The Child Care Council of Nassau’s Annual Meeting is highlighting the Importance of Early Learning in the Global Economy. Taking place on September 28 at the Hofstra University Club, this meeting will be addressing the question: Nassau County is OPEN FOR BUSINESS, but who will mind the store?
This event will feature a keynote speech from Bill Millet and the presentation of the Margo O’Connor Advocate of the Year Award to Elissa Giffords, DSW, LCSW.
For more information, click here.
RSVP to Kristen Weeden by September 23rd, 2016
(516)358-9250 ext 35

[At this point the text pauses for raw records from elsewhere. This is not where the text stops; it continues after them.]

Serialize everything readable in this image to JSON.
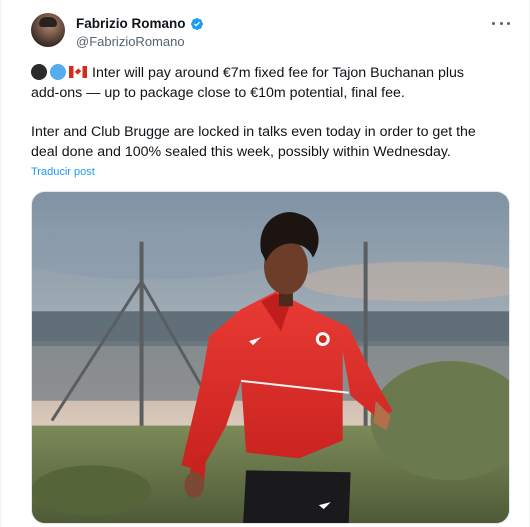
{
  "author": {
    "display_name": "Fabrizio Romano",
    "handle": "@FabrizioRomano",
    "verified": true,
    "avatar_icon": "avatar-photo"
  },
  "tweet": {
    "emojis": [
      "black-circle",
      "blue-circle",
      "canada-flag"
    ],
    "paragraph_1_line_1": "Inter will pay around €7m fixed fee for Tajon Buchanan plus",
    "paragraph_1_line_2": "add-ons — up to package close to €10m potential, final fee.",
    "paragraph_2_line_1": "Inter and Club Brugge are locked in talks even today in order to get the",
    "paragraph_2_line_2": "deal done and 100% sealed this week, possibly within Wednesday.",
    "translate_label": "Traducir post"
  },
  "media": {
    "description_icon": "photo-player-in-red-training-top"
  },
  "colors": {
    "text_primary": "#0f1419",
    "text_secondary": "#536471",
    "link": "#1d9bf0",
    "verified": "#1d9bf0",
    "jersey_red": "#e0302c"
  }
}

1 in 5 children in the U.S are living in poverty. The American Academy of Pediatrics recently released recommendations urging doctors to ask at all well-child visits whether families are able to make ends meet. Poverty has been found to impact children’s health and development significantly, and pediatricians have a unique role in identifying poverty related stress.
An individual’s health is linked largely not only to the clinical care they receive from their physician, but to where they live, work and play. To whether or not they have stable housing or if there is enough food to eat. The AAP is hoping that a single question “Do you have difficulty making ends meet at the end of the month?” will help identify families in need so they can get access to available services in their communities.
HWCLI recognizes that physicians often times do not have the staff or resources to work with patients once they have identified poverty as an issue, which is why Community Based Organizations have and important role to play when it comes to addressing the social determinants of health. HWCLI and our partners will soon be piloting projects throughout Long Island to help support pediatricians with the infrastructure needed to integrate screening for food insecurity and poverty into their practice. These projects will create a link between the patient, their doctor, and community services available to help address their needs and ultimately improve health outcomes.
You can read the full report from AAP on poverty and child health HERE
The 2015-2016 school year marked the second year of nationwide availability of Community Eligibility, an option allowing qualifying schools to offer breakfast and lunch at no charge to all students without collecting and processing individual school meal applications. More than 18,000 schools in 3,000 school districts across the country have now adopted Community Eligibility, an increase of 4,000 schools compared to last year.
These 18,000 schools represent over just over half of eligible of all eligible schools and serve about 8.5 millions children. The popularity of Community Eligibility in the first two years of implementation speaks to the desire of schools to meet the needs of their most vulnerable students by providing a healthy breakfast and lunch, which in turn better prepares students to learn.
The chart below shows the percentage of eligible school district that have adopted Community Eligibility for the 2015-2016 school year. Hempstead School District is currently the only district on Long Island that has adopted Community Eligibility.
More information about Community Eligibility can be found in this report by Center on Budget and Policy Priorities